Web page and app entries:
+---+

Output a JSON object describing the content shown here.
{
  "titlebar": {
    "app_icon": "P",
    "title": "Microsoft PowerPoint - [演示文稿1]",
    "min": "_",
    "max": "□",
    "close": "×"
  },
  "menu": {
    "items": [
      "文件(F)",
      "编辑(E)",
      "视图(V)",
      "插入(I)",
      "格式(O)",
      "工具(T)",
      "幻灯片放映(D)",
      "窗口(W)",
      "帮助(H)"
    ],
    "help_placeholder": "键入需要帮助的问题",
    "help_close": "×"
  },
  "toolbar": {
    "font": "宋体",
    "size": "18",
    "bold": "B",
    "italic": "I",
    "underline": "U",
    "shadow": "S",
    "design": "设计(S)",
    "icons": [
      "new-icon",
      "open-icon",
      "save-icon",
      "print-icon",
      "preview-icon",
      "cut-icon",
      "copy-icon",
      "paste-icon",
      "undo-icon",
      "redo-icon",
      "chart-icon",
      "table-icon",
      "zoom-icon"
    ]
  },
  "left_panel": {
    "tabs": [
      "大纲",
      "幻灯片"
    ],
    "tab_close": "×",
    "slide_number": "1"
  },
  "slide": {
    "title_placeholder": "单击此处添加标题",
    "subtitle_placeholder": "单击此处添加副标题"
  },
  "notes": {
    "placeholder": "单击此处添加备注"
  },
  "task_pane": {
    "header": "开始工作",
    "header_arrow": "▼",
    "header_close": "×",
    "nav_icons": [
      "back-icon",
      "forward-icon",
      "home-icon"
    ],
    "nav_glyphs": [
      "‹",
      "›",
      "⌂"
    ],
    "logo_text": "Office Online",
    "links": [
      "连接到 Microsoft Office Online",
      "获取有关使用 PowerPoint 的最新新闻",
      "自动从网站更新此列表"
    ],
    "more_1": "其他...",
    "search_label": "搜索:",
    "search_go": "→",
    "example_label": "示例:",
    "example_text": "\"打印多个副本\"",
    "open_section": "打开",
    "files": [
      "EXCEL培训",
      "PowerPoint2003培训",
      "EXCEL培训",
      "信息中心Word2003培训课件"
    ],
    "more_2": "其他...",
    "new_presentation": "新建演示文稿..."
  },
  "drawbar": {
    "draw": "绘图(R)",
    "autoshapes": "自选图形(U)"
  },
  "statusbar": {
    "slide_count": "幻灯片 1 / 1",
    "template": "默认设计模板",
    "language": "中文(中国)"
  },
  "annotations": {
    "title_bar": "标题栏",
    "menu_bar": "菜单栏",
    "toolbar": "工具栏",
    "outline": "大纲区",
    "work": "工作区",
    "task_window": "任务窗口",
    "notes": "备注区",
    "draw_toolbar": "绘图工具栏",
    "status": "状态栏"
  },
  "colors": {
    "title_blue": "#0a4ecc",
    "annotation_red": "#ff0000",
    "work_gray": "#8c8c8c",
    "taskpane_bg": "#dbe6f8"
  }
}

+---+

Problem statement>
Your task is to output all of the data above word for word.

Solved exercise>
Output a JSON object describing the content shown here.
{
  "titlebar": {
    "app_icon": "P",
    "title": "Microsoft PowerPoint - [演示文稿1]",
    "min": "_",
    "max": "□",
    "close": "×"
  },
  "menu": {
    "items": [
      "文件(F)",
      "编辑(E)",
      "视图(V)",
      "插入(I)",
      "格式(O)",
      "工具(T)",
      "幻灯片放映(D)",
      "窗口(W)",
      "帮助(H)"
    ],
    "help_placeholder": "键入需要帮助的问题",
    "help_close": "×"
  },
  "toolbar": {
    "font": "宋体",
    "size": "18",
    "bold": "B",
    "italic": "I",
    "underline": "U",
    "shadow": "S",
    "design": "设计(S)",
    "icons": [
      "new-icon",
      "open-icon",
      "save-icon",
      "print-icon",
      "preview-icon",
      "cut-icon",
      "copy-icon",
      "paste-icon",
      "undo-icon",
      "redo-icon",
      "chart-icon",
      "table-icon",
      "zoom-icon"
    ]
  },
  "left_panel": {
    "tabs": [
      "大纲",
      "幻灯片"
    ],
    "tab_close": "×",
    "slide_number": "1"
  },
  "slide": {
    "title_placeholder": "单击此处添加标题",
    "subtitle_placeholder": "单击此处添加副标题"
  },
  "notes": {
    "placeholder": "单击此处添加备注"
  },
  "task_pane": {
    "header": "开始工作",
    "header_arrow": "▼",
    "header_close": "×",
    "nav_icons": [
      "back-icon",
      "forward-icon",
      "home-icon"
    ],
    "nav_glyphs": [
      "‹",
      "›",
      "⌂"
    ],
    "logo_text": "Office Online",
    "links": [
      "连接到 Microsoft Office Online",
      "获取有关使用 PowerPoint 的最新新闻",
      "自动从网站更新此列表"
    ],
    "more_1": "其他...",
    "search_label": "搜索:",
    "search_go": "→",
    "example_label": "示例:",
    "example_text": "\"打印多个副本\"",
    "open_section": "打开",
    "files": [
      "EXCEL培训",
      "PowerPoint2003培训",
      "EXCEL培训",
      "信息中心Word2003培训课件"
    ],
    "more_2": "其他...",
    "new_presentation": "新建演示文稿..."
  },
  "drawbar": {
    "draw": "绘图(R)",
    "autoshapes": "自选图形(U)"
  },
  "statusbar": {
    "slide_count": "幻灯片 1 / 1",
    "template": "默认设计模板",
    "language": "中文(中国)"
  },
  "annotations": {
    "title_bar": "标题栏",
    "menu_bar": "菜单栏",
    "toolbar": "工具栏",
    "outline": "大纲区",
    "work": "工作区",
    "task_window": "任务窗口",
    "notes": "备注区",
    "draw_toolbar": "绘图工具栏",
    "status": "状态栏"
  },
  "colors": {
    "title_blue": "#0a4ecc",
    "annotation_red": "#ff0000",
    "work_gray": "#8c8c8c",
    "taskpane_bg": "#dbe6f8"
  }
}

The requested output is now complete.